_Items from a dataset_
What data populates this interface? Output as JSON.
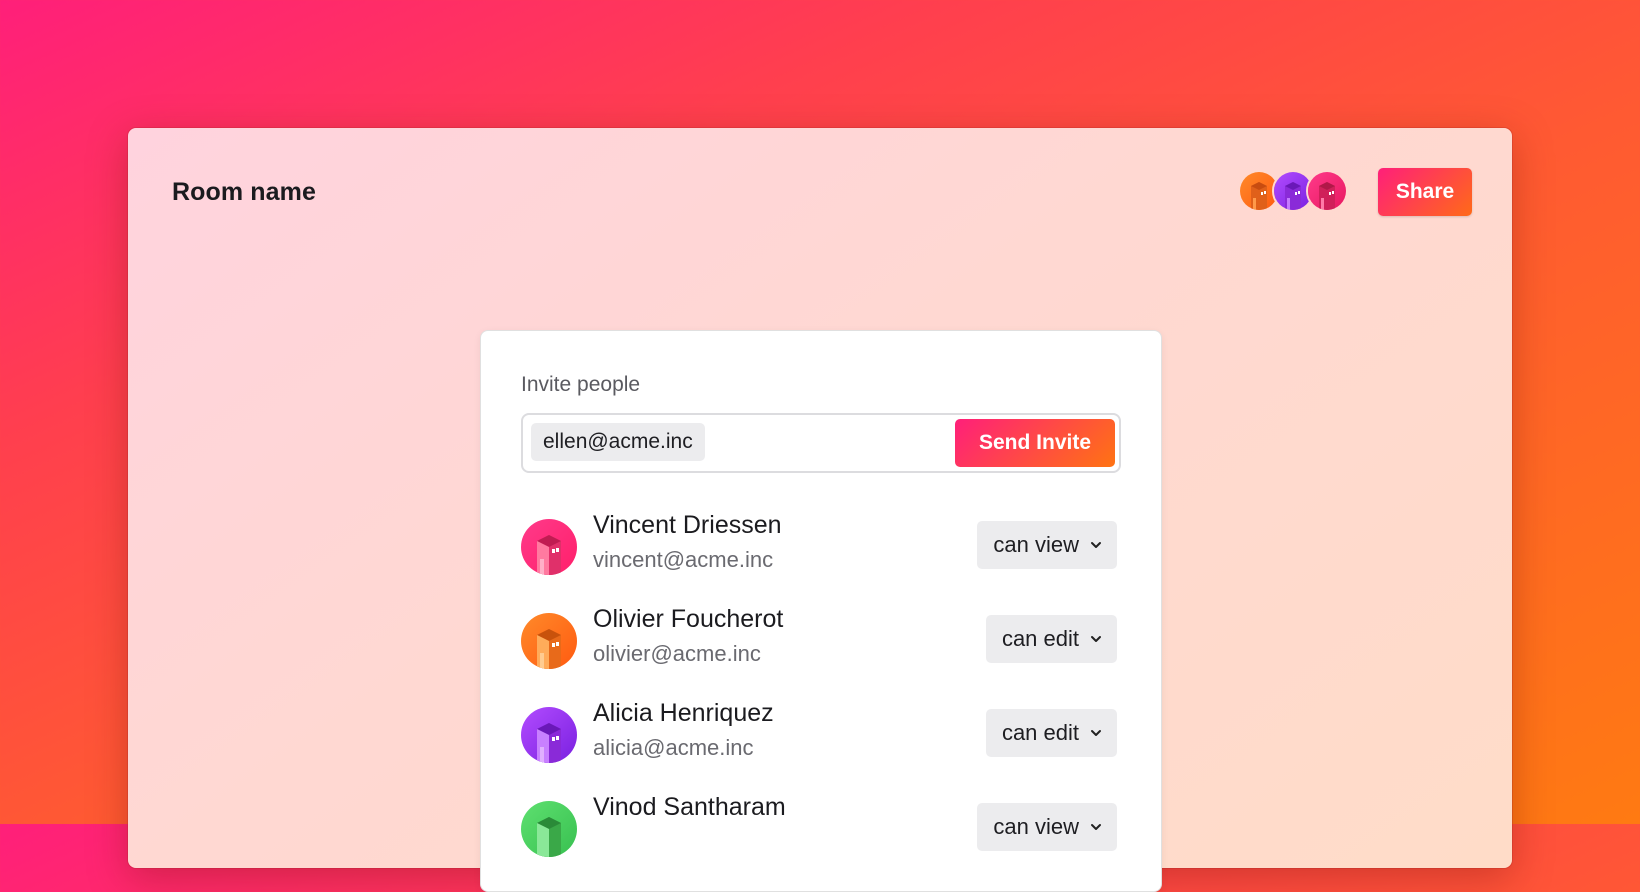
{
  "room": {
    "title": "Room name"
  },
  "header": {
    "share_label": "Share"
  },
  "colors": {
    "pink": "#ff1f7a",
    "orange": "#ff7312",
    "purple": "#a23cf0",
    "green": "#4fd060"
  },
  "presence": [
    {
      "name": "orange-avatar",
      "color": "#ff7312"
    },
    {
      "name": "purple-avatar",
      "color": "#a23cf0"
    },
    {
      "name": "pink-avatar",
      "color": "#ff1f7a"
    }
  ],
  "invite": {
    "label": "Invite people",
    "chip_email": "ellen@acme.inc",
    "send_label": "Send Invite"
  },
  "people": [
    {
      "name": "Vincent Driessen",
      "email": "vincent@acme.inc",
      "permission": "can view",
      "avatar_icon": "building-avatar-pink"
    },
    {
      "name": "Olivier Foucherot",
      "email": "olivier@acme.inc",
      "permission": "can edit",
      "avatar_icon": "building-avatar-orange"
    },
    {
      "name": "Alicia Henriquez",
      "email": "alicia@acme.inc",
      "permission": "can edit",
      "avatar_icon": "building-avatar-purple"
    },
    {
      "name": "Vinod Santharam",
      "email": "",
      "permission": "can view",
      "avatar_icon": "building-avatar-green"
    }
  ]
}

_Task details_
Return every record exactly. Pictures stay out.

_Task result_
What data populates this interface? Output as JSON.
{
  "room": {
    "title": "Room name"
  },
  "header": {
    "share_label": "Share"
  },
  "colors": {
    "pink": "#ff1f7a",
    "orange": "#ff7312",
    "purple": "#a23cf0",
    "green": "#4fd060"
  },
  "presence": [
    {
      "name": "orange-avatar",
      "color": "#ff7312"
    },
    {
      "name": "purple-avatar",
      "color": "#a23cf0"
    },
    {
      "name": "pink-avatar",
      "color": "#ff1f7a"
    }
  ],
  "invite": {
    "label": "Invite people",
    "chip_email": "ellen@acme.inc",
    "send_label": "Send Invite"
  },
  "people": [
    {
      "name": "Vincent Driessen",
      "email": "vincent@acme.inc",
      "permission": "can view",
      "avatar_icon": "building-avatar-pink"
    },
    {
      "name": "Olivier Foucherot",
      "email": "olivier@acme.inc",
      "permission": "can edit",
      "avatar_icon": "building-avatar-orange"
    },
    {
      "name": "Alicia Henriquez",
      "email": "alicia@acme.inc",
      "permission": "can edit",
      "avatar_icon": "building-avatar-purple"
    },
    {
      "name": "Vinod Santharam",
      "email": "",
      "permission": "can view",
      "avatar_icon": "building-avatar-green"
    }
  ]
}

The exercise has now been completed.